This category of song probably had its origins in the medieval French carole which found its way into the song tradition from the coming of the Normans in the twelfth century to the middle of the ﬁfteenth century. The carole was a light love song with refrain to be danced to in the form of a round, with one person leading the song and the rest collectively singing the refrain and dancing in a line or a circle at the same time.
The rinceadh fada (long dance) was recorded as being a ‘sacred dance of the Irish at Beil-tinne like dances recorded of Phoenicia and Assyria.’Breandán Breathnach noted that the carole consisted of a verse sung by a chanter or leader and a refrain sung by the rest of the group who danced round with simple steps in a ring following the leader. (AHU p.104)
The airs belonging to the carole category of song, which would have evolved primarily for collective singing and dance, are usually very simple and repetitive melodies. Musicologists and practitioners, who usually regard these melodies as being of lesser value than the airs composed for songs in the more sophisticated amhrán metre from the seventeenth century onward, have frequently misunderstood them. Seán Ó Tuama, in a study of Irish language song, An Grá in Amhrán na nDaoine, observed that the metrical forms employed by the carole in France were usually A+C (one line with refrain) or 2A+C (two rhyming lines with refrain) or 3A+B+C (three rhyming lines with cauda and refrain) and that the ﬁrst two forms were linked with the most primitive type of carole which has been traced back to women’s ancient dances at Maytime. He also notes that many of the examples of the A+C form, extant today, are also songs linked with the coming of summer. In Amhrán na Craoibhe we have the metrical form of A+C and its refrain beginning with heigh.

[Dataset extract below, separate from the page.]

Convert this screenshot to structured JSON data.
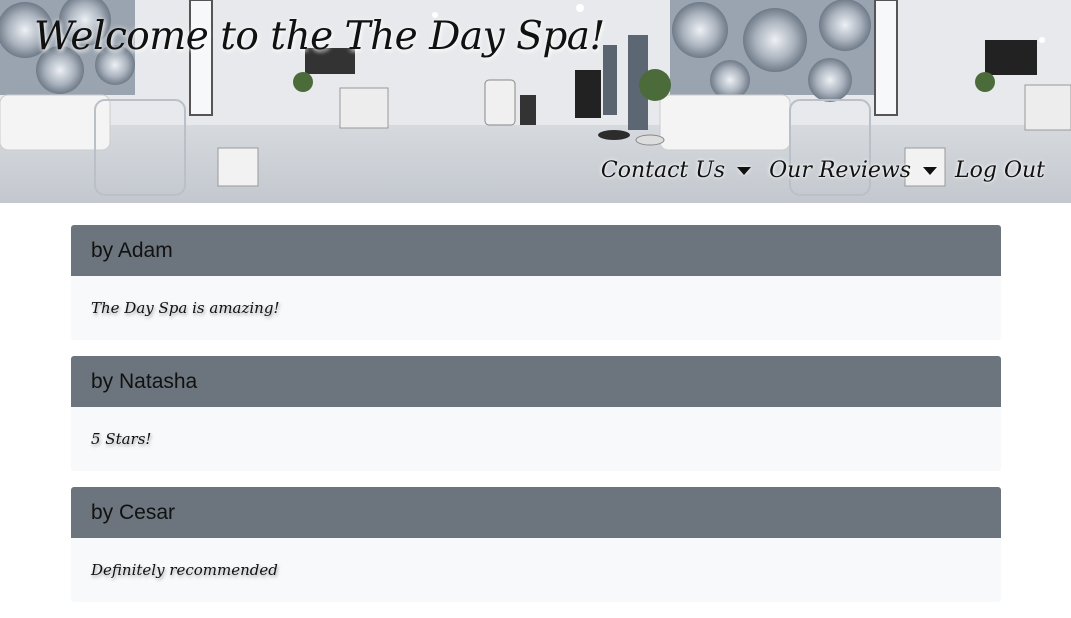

The hye in French or hey in English were vocables marking a stamping action in the refrain of the carole.
© Oriel Arts 2017